- Problem to solve -
Where the records below show the word "height" in a line, please copy that line.

Collection entries
=== Begin Enclosure ===
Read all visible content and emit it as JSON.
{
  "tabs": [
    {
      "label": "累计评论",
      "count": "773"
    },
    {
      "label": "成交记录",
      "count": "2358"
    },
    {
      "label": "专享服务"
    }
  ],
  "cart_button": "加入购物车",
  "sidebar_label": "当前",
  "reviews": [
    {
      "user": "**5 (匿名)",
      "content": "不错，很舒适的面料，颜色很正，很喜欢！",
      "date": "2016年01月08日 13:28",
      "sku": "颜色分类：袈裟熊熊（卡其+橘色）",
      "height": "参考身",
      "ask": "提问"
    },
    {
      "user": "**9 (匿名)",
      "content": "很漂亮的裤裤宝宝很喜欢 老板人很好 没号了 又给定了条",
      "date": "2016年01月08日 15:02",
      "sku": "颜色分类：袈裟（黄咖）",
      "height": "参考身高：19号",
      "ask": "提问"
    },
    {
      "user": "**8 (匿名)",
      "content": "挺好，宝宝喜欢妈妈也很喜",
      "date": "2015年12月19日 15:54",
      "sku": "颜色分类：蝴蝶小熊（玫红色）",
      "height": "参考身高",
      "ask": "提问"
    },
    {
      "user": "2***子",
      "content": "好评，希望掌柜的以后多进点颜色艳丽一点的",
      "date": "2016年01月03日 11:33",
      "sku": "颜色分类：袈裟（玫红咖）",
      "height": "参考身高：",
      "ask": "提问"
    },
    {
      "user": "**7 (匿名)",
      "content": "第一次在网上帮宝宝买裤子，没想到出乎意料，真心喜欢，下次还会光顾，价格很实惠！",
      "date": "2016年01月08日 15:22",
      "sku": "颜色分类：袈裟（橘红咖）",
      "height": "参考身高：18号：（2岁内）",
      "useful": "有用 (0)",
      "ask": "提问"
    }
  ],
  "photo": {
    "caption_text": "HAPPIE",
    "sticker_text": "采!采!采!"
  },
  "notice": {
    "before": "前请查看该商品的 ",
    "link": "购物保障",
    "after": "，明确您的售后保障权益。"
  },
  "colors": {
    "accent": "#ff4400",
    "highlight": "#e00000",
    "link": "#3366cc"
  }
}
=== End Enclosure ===
- Solution -
      "height": "参考身",
      "height": "参考身高：19号",
      "height": "参考身高",
      "height": "参考身高：",
      "height": "参考身高：18号：（2岁内）",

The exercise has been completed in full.